When an employer terminates, suspends, or demotes an employee who engages in activity protected under Title VII of the Civil Rights Act of 1964, it can give rise to a Title VII retaliation claim. Often times, an employer will engage in less obvious forms of retaliation, such as transferring an employee to a different shift or location. If such a transfer does not coincide with a demotion, or reduction in pay (also referred to as a “lateral transfer”), does an employee have a viable basis for a retaliation claim?
The short answer is “maybe.” In order to establish a Title VII retaliation claim, an employee has to demonstrate that he or she has been subjected to an adverse employment action. A transfer may constitute an adverse employment action when the facts surrounding the transfer would compel a reasonable person to conclude that the transfer involved a serious reduction in prestige or responsibility.
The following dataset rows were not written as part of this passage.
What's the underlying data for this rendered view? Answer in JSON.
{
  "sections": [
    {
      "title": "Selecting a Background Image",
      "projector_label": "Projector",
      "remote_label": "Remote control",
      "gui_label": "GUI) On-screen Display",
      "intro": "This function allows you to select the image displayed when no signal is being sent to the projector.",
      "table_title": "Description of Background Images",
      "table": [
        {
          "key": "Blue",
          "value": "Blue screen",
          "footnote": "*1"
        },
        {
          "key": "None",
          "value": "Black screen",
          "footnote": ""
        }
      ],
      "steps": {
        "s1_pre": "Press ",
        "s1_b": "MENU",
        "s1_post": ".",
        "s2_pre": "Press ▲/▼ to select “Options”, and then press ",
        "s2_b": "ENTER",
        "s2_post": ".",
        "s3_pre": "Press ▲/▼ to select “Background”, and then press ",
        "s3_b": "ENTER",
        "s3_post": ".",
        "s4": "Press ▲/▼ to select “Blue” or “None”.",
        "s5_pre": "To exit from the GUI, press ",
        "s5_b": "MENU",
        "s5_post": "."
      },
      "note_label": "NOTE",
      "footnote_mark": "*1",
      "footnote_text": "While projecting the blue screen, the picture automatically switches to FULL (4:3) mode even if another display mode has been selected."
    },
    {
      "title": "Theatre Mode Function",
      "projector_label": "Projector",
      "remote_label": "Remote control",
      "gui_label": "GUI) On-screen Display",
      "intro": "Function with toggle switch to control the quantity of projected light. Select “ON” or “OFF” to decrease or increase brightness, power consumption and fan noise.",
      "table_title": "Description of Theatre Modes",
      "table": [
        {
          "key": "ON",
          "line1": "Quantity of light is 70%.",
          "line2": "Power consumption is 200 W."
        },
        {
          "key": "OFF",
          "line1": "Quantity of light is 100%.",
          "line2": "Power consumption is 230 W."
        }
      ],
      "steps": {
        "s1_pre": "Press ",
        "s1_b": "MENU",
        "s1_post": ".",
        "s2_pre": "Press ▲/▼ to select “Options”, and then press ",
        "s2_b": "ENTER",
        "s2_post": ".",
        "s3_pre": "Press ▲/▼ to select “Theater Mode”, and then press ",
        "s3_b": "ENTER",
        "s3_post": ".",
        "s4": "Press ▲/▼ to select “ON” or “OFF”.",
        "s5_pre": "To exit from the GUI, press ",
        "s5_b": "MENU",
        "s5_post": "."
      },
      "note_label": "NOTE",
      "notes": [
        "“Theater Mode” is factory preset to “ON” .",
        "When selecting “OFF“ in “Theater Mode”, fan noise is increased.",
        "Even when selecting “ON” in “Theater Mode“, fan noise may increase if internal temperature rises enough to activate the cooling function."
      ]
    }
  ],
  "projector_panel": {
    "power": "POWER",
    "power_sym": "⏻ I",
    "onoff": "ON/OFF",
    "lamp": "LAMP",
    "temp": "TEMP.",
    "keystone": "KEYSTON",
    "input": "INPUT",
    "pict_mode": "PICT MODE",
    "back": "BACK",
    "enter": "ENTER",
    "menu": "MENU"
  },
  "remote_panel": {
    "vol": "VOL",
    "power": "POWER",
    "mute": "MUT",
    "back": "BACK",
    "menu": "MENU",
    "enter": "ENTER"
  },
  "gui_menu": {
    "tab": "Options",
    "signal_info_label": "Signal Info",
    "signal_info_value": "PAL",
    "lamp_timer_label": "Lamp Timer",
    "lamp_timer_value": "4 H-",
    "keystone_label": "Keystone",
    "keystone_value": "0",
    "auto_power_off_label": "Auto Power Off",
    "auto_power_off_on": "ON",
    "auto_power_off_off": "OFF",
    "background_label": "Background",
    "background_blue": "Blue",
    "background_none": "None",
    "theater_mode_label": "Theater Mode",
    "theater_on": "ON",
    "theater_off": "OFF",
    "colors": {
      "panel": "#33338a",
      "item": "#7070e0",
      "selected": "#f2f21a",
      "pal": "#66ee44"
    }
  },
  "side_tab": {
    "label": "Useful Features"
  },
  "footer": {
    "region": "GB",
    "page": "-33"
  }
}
In other words, retaliation claims can arise from more than just pay reductions and terminations.
An experienced employment attorney can assess the facts of your case and determine whether you have a viable Title VII retaliation claim against your employer.